  8. Pepe says:

    Quite interesting.

    Since I’ve been watching subbed anime for a while I’ve started picking up some of the linguistic “quirks” of the Japanese.

    Note aside, I’m actually from a Spanish speaking country so it’s even more interesting to be able to compare to foreign languages at the time. In Spannish you can actually say “¡¡Te voy a MATAR!!” or “¡¡voy a MATARTE!!” or “¡¡Te MATARÉ!!” and even “¡¡Voy a MATAR a ese maldito!!” (the last one is “I’m gonna Kill that bastard”). “Matar” is Kill and you can add the conjugation or leave it like that with auxiliary words.

    Oops, sorry if I bored you. See ya!!

  9. kuroyuki says:

    I’m a student of both Spanish and Japanese language, and as Pepe pointed out Spanish is a lot more similar to Japanese in terms of the whole pronoun and sentence structure thing. What I’ve learned over the years through my studies of different languages including Spanish, Japanese, Arabic and some Chinese is that English is very rigidly defined language. In other languages a lot of the information is left implied and is contextual. English, however, requires definition for every part of the sentence. This is why English is considered a good language for creative writing like poetry because there are so many different ways to express the same idea. On the other hand, it makes us English speakers horrible foreign language learners as we have to try to translate our overly descriptive ideas into other languages which have less emphasis on wordiness.

  10. Nis says:

    I really never comment on any of your posts, Wah. But just for this time I think I’ll leave one because I can’t remember the last time someone said something I agree with so much.

    Keeping in mind I never formally learnt Japanese, and all my Japanese skills are acquired from knowing Chinese before hand, and a lot of mis-spent/mis-spending years on visual novels/eroges/anime/etc. (Let’s not get into the argument of whether or not the two languages are similar, it is at the very least I can read and recognize a lot more kanji before hand)

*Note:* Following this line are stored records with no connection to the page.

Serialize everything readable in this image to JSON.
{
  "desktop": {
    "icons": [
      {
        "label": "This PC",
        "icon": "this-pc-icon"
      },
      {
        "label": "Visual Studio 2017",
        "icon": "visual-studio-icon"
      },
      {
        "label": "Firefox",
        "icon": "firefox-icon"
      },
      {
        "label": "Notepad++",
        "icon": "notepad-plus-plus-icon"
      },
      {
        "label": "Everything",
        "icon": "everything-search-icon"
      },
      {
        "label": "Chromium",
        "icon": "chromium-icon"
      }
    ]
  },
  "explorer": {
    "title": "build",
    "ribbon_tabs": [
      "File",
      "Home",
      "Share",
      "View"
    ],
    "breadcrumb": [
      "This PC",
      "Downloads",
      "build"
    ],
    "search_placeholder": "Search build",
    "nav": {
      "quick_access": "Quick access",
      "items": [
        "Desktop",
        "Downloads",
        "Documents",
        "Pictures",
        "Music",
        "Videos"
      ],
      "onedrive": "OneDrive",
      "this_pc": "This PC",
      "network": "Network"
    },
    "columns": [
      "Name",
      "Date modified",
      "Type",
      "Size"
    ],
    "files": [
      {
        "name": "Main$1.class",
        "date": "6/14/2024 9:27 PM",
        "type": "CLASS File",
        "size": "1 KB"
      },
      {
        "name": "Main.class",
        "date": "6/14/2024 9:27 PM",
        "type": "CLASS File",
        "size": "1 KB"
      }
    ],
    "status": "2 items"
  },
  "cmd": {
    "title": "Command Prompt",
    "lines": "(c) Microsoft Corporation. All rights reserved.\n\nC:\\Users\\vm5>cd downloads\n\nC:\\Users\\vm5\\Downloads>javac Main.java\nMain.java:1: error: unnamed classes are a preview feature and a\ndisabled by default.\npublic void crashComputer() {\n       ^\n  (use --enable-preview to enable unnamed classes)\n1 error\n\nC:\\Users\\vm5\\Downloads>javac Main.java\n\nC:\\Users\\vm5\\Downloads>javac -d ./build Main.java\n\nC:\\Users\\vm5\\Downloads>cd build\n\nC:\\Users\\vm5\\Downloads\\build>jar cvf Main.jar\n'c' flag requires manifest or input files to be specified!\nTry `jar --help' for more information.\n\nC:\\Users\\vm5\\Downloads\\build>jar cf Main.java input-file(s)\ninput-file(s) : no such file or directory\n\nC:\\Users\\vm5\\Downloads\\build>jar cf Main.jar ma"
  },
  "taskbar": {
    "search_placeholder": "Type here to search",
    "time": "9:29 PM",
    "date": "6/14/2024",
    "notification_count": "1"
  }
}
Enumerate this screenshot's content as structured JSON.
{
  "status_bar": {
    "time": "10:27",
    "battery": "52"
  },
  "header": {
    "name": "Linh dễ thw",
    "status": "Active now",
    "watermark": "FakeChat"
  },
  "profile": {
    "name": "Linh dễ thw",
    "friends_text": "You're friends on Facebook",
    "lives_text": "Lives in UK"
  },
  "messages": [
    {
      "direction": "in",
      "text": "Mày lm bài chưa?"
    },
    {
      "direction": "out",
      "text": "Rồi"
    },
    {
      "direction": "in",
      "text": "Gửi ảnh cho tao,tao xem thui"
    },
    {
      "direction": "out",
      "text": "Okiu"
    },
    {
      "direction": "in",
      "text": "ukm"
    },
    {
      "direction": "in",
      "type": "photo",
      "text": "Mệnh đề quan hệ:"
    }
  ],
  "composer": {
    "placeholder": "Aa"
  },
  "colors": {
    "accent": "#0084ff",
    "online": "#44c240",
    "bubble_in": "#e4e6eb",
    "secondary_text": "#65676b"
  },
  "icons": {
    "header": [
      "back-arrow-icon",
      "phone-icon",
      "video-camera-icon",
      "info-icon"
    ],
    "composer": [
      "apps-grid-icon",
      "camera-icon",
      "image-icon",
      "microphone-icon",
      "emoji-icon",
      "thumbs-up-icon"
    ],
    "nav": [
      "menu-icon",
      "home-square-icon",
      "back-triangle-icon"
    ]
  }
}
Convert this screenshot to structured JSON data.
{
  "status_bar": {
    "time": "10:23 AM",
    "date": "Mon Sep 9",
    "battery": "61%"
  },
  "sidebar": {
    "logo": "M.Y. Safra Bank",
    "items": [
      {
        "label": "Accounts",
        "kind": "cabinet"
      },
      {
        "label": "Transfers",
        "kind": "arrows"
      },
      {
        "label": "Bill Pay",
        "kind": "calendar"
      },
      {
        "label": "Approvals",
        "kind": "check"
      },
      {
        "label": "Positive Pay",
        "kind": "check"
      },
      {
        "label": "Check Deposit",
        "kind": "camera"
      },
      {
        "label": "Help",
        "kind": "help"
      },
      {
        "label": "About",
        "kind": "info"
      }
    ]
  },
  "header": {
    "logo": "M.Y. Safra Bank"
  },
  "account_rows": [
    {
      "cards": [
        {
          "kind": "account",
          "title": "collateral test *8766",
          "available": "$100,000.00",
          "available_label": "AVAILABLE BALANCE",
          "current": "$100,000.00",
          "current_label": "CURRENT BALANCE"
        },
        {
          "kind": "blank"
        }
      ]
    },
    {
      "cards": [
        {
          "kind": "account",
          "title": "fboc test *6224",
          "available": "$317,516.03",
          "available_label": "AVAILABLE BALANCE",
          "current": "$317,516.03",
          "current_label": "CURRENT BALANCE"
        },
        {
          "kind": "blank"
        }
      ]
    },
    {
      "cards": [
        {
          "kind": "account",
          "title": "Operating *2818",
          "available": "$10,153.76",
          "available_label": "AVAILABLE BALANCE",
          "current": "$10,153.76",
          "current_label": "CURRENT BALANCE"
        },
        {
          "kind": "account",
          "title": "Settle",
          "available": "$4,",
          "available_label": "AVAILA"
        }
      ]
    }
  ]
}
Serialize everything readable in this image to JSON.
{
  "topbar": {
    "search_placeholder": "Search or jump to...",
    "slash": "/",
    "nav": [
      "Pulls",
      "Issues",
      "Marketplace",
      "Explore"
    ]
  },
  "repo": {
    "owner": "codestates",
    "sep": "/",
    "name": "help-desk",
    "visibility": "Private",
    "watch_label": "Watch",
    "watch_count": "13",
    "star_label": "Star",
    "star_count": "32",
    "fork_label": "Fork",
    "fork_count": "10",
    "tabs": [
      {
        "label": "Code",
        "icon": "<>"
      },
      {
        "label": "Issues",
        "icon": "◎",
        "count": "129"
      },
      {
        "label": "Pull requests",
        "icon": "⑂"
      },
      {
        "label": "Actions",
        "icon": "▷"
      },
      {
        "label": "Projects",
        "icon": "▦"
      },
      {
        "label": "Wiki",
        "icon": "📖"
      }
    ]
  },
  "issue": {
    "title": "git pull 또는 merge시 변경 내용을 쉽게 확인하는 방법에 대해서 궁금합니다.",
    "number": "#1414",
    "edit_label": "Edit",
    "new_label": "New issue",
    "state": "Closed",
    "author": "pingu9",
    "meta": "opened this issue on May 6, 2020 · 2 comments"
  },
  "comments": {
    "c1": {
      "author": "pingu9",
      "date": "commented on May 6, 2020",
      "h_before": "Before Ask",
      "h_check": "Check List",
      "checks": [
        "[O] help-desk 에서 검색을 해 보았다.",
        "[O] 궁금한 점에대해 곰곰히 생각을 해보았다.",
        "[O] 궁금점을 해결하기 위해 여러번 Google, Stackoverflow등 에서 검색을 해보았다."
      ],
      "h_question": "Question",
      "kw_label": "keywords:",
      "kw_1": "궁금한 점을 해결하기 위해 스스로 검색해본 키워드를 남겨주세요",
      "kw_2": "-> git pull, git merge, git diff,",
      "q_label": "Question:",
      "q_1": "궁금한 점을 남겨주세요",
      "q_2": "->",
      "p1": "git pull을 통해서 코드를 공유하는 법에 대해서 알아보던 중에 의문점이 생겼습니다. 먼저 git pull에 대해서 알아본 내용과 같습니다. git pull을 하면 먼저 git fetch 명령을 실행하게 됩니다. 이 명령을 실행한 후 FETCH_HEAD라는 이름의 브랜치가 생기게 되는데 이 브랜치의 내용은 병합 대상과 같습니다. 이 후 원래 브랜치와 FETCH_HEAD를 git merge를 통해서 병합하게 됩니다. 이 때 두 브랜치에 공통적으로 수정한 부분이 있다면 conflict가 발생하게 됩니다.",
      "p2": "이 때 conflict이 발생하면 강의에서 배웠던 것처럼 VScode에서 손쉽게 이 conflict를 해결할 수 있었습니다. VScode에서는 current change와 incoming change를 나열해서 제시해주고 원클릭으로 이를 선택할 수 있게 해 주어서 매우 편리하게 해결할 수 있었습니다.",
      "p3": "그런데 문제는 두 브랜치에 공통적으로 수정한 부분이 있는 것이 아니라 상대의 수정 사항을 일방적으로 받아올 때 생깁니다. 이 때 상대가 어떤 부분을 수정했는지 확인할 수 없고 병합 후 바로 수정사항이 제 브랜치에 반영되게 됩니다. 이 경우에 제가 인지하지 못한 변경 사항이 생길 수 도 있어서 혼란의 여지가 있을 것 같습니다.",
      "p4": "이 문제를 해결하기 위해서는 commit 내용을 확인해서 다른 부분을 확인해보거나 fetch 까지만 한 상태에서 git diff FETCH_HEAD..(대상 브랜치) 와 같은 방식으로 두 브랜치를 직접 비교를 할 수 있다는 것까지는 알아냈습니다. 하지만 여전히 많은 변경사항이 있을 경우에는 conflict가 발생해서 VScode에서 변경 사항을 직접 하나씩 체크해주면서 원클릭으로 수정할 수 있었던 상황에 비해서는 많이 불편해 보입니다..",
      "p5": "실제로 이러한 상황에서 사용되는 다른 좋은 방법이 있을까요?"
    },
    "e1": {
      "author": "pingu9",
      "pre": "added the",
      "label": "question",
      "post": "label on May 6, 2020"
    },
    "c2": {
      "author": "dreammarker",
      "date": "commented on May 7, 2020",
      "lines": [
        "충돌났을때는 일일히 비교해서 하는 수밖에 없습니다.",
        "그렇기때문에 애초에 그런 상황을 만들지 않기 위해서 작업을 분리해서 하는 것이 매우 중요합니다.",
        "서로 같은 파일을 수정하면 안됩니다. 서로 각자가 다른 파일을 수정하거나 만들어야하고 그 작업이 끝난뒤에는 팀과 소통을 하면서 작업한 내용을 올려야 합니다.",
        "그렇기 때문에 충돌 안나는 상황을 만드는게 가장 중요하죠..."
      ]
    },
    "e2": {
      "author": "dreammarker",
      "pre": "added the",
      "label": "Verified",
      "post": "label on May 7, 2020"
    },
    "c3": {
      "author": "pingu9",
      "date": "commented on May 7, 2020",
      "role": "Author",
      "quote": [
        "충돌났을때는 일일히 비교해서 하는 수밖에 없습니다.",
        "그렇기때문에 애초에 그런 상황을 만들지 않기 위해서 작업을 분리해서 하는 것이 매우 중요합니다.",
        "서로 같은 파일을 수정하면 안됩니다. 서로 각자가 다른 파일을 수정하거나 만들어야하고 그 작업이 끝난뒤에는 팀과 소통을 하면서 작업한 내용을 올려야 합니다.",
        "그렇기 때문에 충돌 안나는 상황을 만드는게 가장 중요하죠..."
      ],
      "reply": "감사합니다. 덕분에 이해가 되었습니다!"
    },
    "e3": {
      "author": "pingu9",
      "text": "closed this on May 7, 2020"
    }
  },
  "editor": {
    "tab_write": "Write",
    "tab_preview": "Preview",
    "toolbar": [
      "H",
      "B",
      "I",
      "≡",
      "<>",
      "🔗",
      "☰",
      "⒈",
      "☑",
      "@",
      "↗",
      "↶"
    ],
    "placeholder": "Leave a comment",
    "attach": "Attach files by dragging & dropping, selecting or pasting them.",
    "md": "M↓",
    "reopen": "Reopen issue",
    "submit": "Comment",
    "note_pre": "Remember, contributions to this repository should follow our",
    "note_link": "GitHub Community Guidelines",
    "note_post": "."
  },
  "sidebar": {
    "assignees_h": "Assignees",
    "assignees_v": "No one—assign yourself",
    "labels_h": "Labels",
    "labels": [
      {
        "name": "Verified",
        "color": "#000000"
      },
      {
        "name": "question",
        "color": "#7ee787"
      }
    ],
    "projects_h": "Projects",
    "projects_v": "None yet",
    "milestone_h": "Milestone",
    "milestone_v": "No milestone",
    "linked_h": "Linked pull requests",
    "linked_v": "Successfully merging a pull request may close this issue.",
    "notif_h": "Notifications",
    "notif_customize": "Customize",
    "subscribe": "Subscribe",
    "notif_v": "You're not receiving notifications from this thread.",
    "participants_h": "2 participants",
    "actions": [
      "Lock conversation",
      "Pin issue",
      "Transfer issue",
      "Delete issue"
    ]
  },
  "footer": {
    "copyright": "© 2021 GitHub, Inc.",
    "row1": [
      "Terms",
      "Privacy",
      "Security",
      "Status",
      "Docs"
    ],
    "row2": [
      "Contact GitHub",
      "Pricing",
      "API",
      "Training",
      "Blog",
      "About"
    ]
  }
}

    Nowadays I’m confident that I can understand at least up to 60 – 70% of any Japanese context, usually more.

    When I first started watching anime, I really didn’t know any Japanese and simply pass the meaning over as the subs would have it. Nowadays I watch anime and I realize there are a lot simplified and completely adaptive meanings in the subs that honestly completely changes the nuance of the sentence. Although I can sympathize with the translators because from time to time while I’m playing my VN and I try to explain a joke to my friends and I realize…I can’t. There is no good way to convert or translate the language without losing the impact and what makes the sentence stick in the first place.

    Anyways, enough babbling. In short…Japanese -> English just doesn’t work.

  11. uncreative says:

    >>Anyways, enough babbling. In short…Japanese -> English just doesn’t work.

    Now, I do have to take exception to that. English is highly dissimilar to Japanese, it’s true, but it’s no more untranslatable than anything else. The simple fact is that most fansubbers simply aren’t good enough translators to do it exactly right. In fact, most professional translators aren’t either. But it can be done. It just requires effort.

    If anyone is bored enough and willing to put up with its somewhat over-familiar tone, “Le Ton Beau de Marot” by Douglas Hofstadter is a sizable volume dedicated to almost nothing but the issue of translating from one language to another, with particular attention paid to poetry translation; a particularly difficult area. I can’t agree with everything he says, and his examples are sometimes quite silly, but it’s certainly a strong argument against “untranslatable” as a description. Something to look at if you happen to find translation interesting.